The Celtics received a boost in the fourth quarter from their bench, a facet which skeptics say the Lakers are sorely lacking.
Sam Cassell, perhaps still heated about getting snubbed out of the main role in “Mars Attacks,” popped an open jumper off of a sweet feed from P.J. Brown, another seasoned vet proving he’s “still got it.”
With 8:48 remaining, Kevin Garnett drew a double team and kicked it out to an open James Posey on the perimeter. Posey dialed in from downtown, splashing a three that lifted Boston’s lead to 83-78.
Derek Fisher and Sasha Vujacic connected on back-to-back jumpers before Paul Pierce thwarted the mini-run with a turnaround jumper at 5:23. This made it 88-82, Boston’s favor.
The Lakeshow wouldn’t inch any closer. Garnett’s stick-back dunk with 1:32 left jacked the lead to eight with only a minute and a half remaining.
It was as inspiring and ambitious a performance the witnesses could have asked of the NBA’s poster for revitalized program.
Pierce has been with this organization through thick and thin. He was here from the days that Kenny Anderson operated the offense and Rodney “DeBo” Rodgers patrolled the wing, to last year’s freefall that had the Cs tanking and spanking, cohesively praying for the acquisition of then hotly-sought after prospects Greg Oden and Kevin Durant.
In 2002, Pierce and Antoine Walker shimmied their way into the Eastern Conference Finals, only to see Jason Kidd break ankles and rupture Tony Battie’s spleen with a heap of triple-doubles. To this day, JKidd remains the best player ever without a jump shot.
Pierce finished with 22 points on 7-of-10 (3-4 3FG) shooting from the field. Kobe’s quest towards matching Shaq and Tim Duncan as the only current NBA players with four pieces of glistening gold on their fingers began in tortoise-slow fashion.
While Kobe’s emblematic flashes of dominance were certainly on display at junctures, he proved to be containable. The unstoppable Bryant morphed into mortal on this cool June evening. For the first time in recent memory, he failed to obliterate anyone with his patented, manipulative, one-man wrecking crew, mano y mano moves in the second half. He didn’t hang 39 or shatter any aspirations of keeping tradition intact, as he did during his last go-around.
No.24 started off 1994 Finals John Starks-shaky, hitting just 2-of-8. The Celtics clamped down on Bryant in the fourth quarter, which has evolved into KB24’s hallmark eruption time, holding him to a meager four points and just one field goal. Bryant finished with 24 points on a trifling 9-of-26 shooting. He couldn’t seem to solve the puzzling Boston rims, as a number of his shots rimmed in-and-out.
In a matter of minutes, Pierce went from gimp to blimp, blitzing the Lakers down the stretch and soaring above everyone. It was only fitting that the team’s elder statesman (measuring in terms of Beantown years, that is) who developed into the face of the program after the overlooked draft pick evolved into one of the El’s premier, lethal scorers, would come through in crucial transitions.
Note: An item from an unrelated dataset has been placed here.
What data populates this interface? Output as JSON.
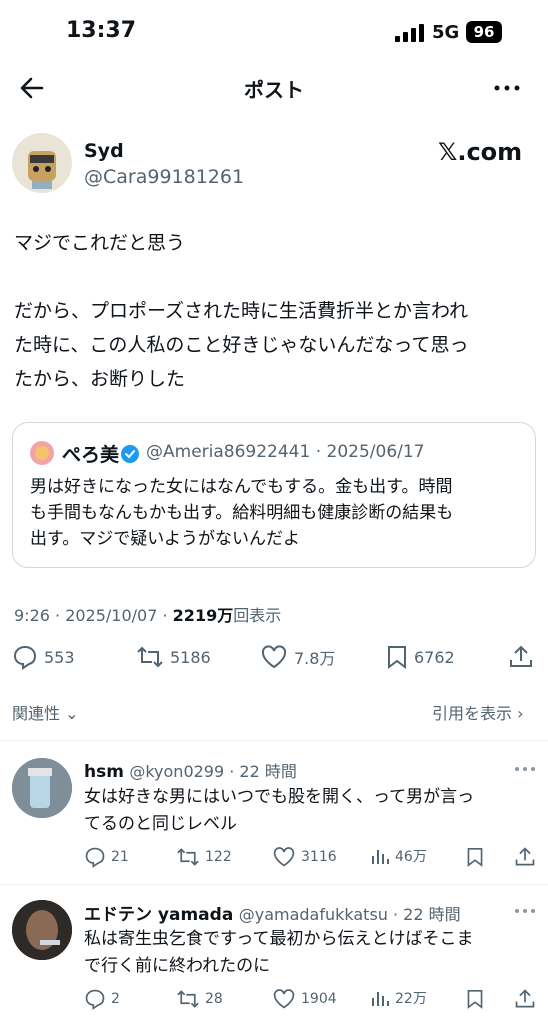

Kevin Garnett and Jesus Shuttlesworth (basketball is like poetry-in-motion, right Spike?) were every ounce of their vintage selves in this one, dropping 24 and 22, respectively.
With Kobe caught in the green-and-white straightjacket, and the Lakeshow producing just two fast-break points due to the considerable neutralization, the Lakers will need to right the ship in order to score a Game 2 victory and even the series.